Whatever you may buy “made in Brazil”, it will break just bought. Such is Brazil. Protectionism defends a genetic inability to compete and a careful preservation of its inability to compete. If in the nazist Taiwan, or in the nazi-communist PRC, one may find a proliferation of schools and libraries, in Brazil one may find only the arrogance of ignorance. Latin American is everywhere the same and it is carefully preserved in this way from the [U.S. and British] Empires.

From the other side, Brazil and the other Latin American States, differently from the East Asian ones, are totally incapable to exploit their prostitution to the Empires. So they remain genetically under-developmental and underdeveloped. The arrogance of ignorance and the arrogance of underdevelopment are a macabre aspect of that.         

No real and substantial education, no real apt professionals, no debureaucratization, no vast plan for popular housing, absence of whatever managerial skill, wide spreading ignorance, brainwashing of people making them to believe that Brazil be becoming a world power. It is normal nothing really change or not in better.

“The difference between all the favela residents and all the nonfavela residents in Rio is significant, and not easily diminished, but the differences within favelas and among favela residents can be washed out in a generation or less.” (Perlman 2010, p. 238)

“In the years since the end of the dictatorship, Brazil has attained middle-income status by worldwide standards, though much of its population has clearly been excluded. In fact, Brazil has the highest degree of disparity between rich and poor of any large country in the world. As I’ve shown, the poor of Brazil have been systematically prevented from achieving their full human potential and have been denied the dignity of full citizenship—but I have not yet explored the economic consequences of such a disparity.
“Undoubtedly, this level of inequality has set limits on economic growth by depriving the country of the intellectual capital, productive and consumer potential, and political participation of a third of its urban population.”
(Perlman 2010, p. 250)

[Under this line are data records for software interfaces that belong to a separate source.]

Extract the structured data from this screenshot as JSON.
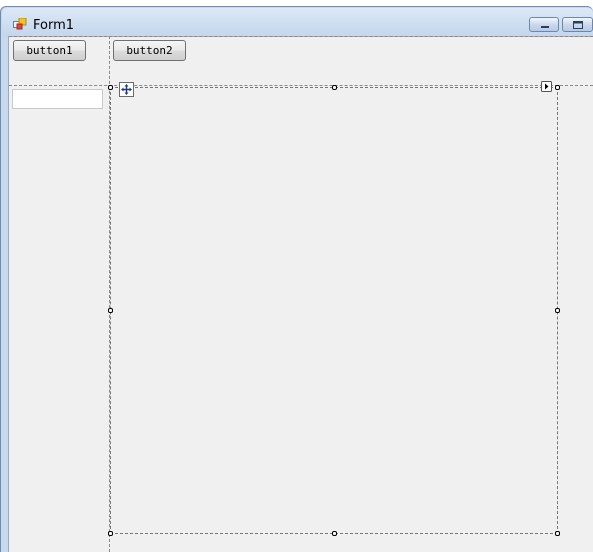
{
  "window": {
    "title": "Form1",
    "icon": "form-icon",
    "controls": [
      "minimize-icon",
      "maximize-icon"
    ]
  },
  "toolbar": {
    "button1_label": "button1",
    "button2_label": "button2"
  },
  "textbox": {
    "value": ""
  },
  "designer": {
    "selected_control": "panel",
    "glyphs": [
      "move-icon",
      "smart-tag-icon"
    ]
  }
}
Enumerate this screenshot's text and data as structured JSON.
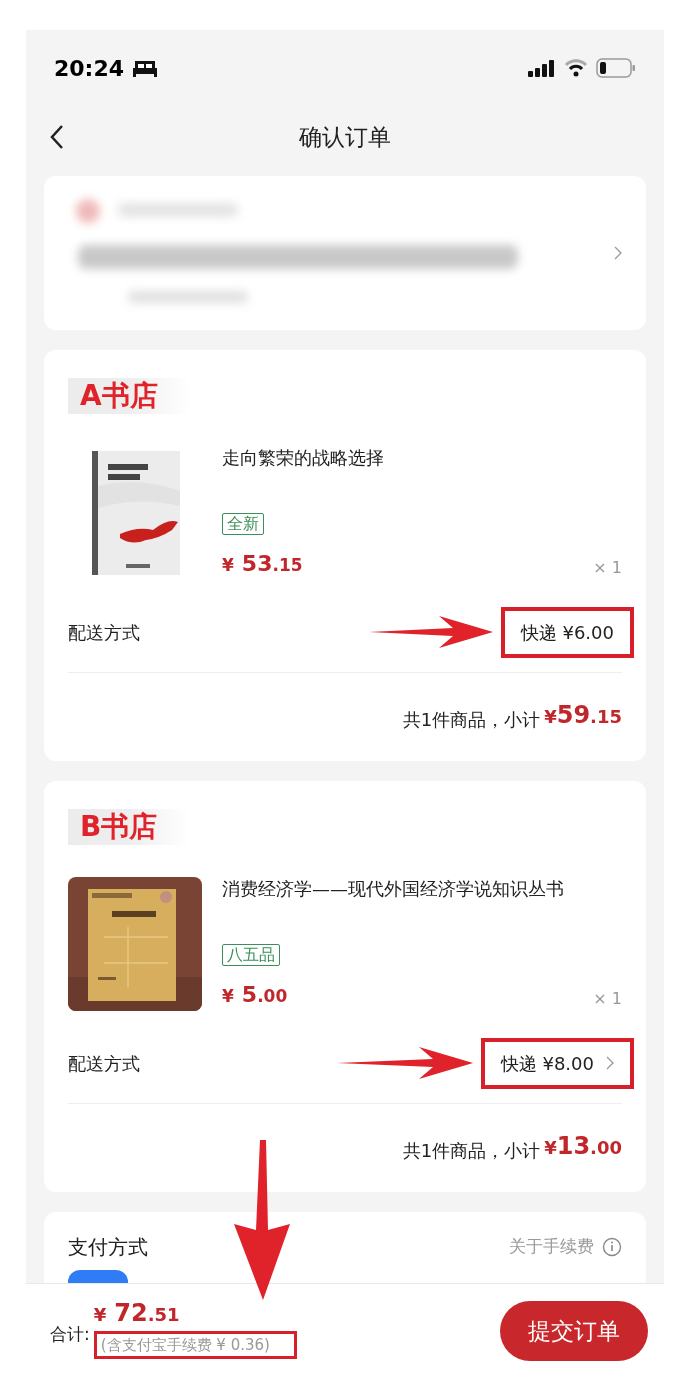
{
  "status_bar": {
    "time": "20:24"
  },
  "title": "确认订单",
  "stores": [
    {
      "name": "A书店",
      "item": {
        "title": "走向繁荣的战略选择",
        "condition": "全新",
        "price": {
          "currency": "¥",
          "integer": "53",
          "decimal": ".15"
        },
        "quantity": "× 1"
      },
      "shipping": {
        "label": "配送方式",
        "value": "快递 ¥6.00",
        "chevron": false,
        "highlighted": true
      },
      "summary": "共1件商品，小计",
      "subtotal": {
        "currency": "¥",
        "integer": "59",
        "decimal": ".15"
      }
    },
    {
      "name": "B书店",
      "item": {
        "title": "消费经济学——现代外国经济学说知识丛书",
        "condition": "八五品",
        "price": {
          "currency": "¥",
          "integer": "5",
          "decimal": ".00"
        },
        "quantity": "× 1"
      },
      "shipping": {
        "label": "配送方式",
        "value": "快递 ¥8.00",
        "chevron": true,
        "highlighted": true
      },
      "summary": "共1件商品，小计",
      "subtotal": {
        "currency": "¥",
        "integer": "13",
        "decimal": ".00"
      }
    }
  ],
  "payment": {
    "title": "支付方式",
    "fee_link": "关于手续费"
  },
  "footer": {
    "total_label": "合计:",
    "total": {
      "currency": "¥",
      "integer": "72",
      "decimal": ".51"
    },
    "fee_note": "(含支付宝手续费 ¥ 0.36)",
    "fee_note_highlighted": true,
    "submit": "提交订单"
  }
}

“During the period of my restudy the city of Rio had lower rates of growth (in GDP/capita) and upward mobility than the city of São Paulo, the state of Rio, all of the major regions of the country, and Brazil as a whole. Although Rio’s GDP per capita is relatively high, Rio’s cost of living is even higher—and Rio’s level of inequality is worse than that of Brazil in general (exhibiting a Gini coefficient of 0.616 compared with 0.593). According to the ratings of the Human Development Index, Rio’s quality of life ranges from levels comparable to that of Belgium (in Gávea, an upscale neighborhood in the South Zone, ninth in world ranking) to that of Vietnam (in the Complexo de Alemão, in the North Zone, 108th of 177 countries in the world). This extreme inequality presents an obstacle to social mobility.”
(Perlman 2010, p. 251)

Brazil has no hope. What is even worse is that it cannot realize that. On the other side, Brazilians normally live ‘fucking’ each other. They are happy in that way. Everybody cheats everybody, even oneself.

Perlman, J., Favela. Four Decades of Living on the Edge in Rio de Janeiro, Oxford University Press, 2010.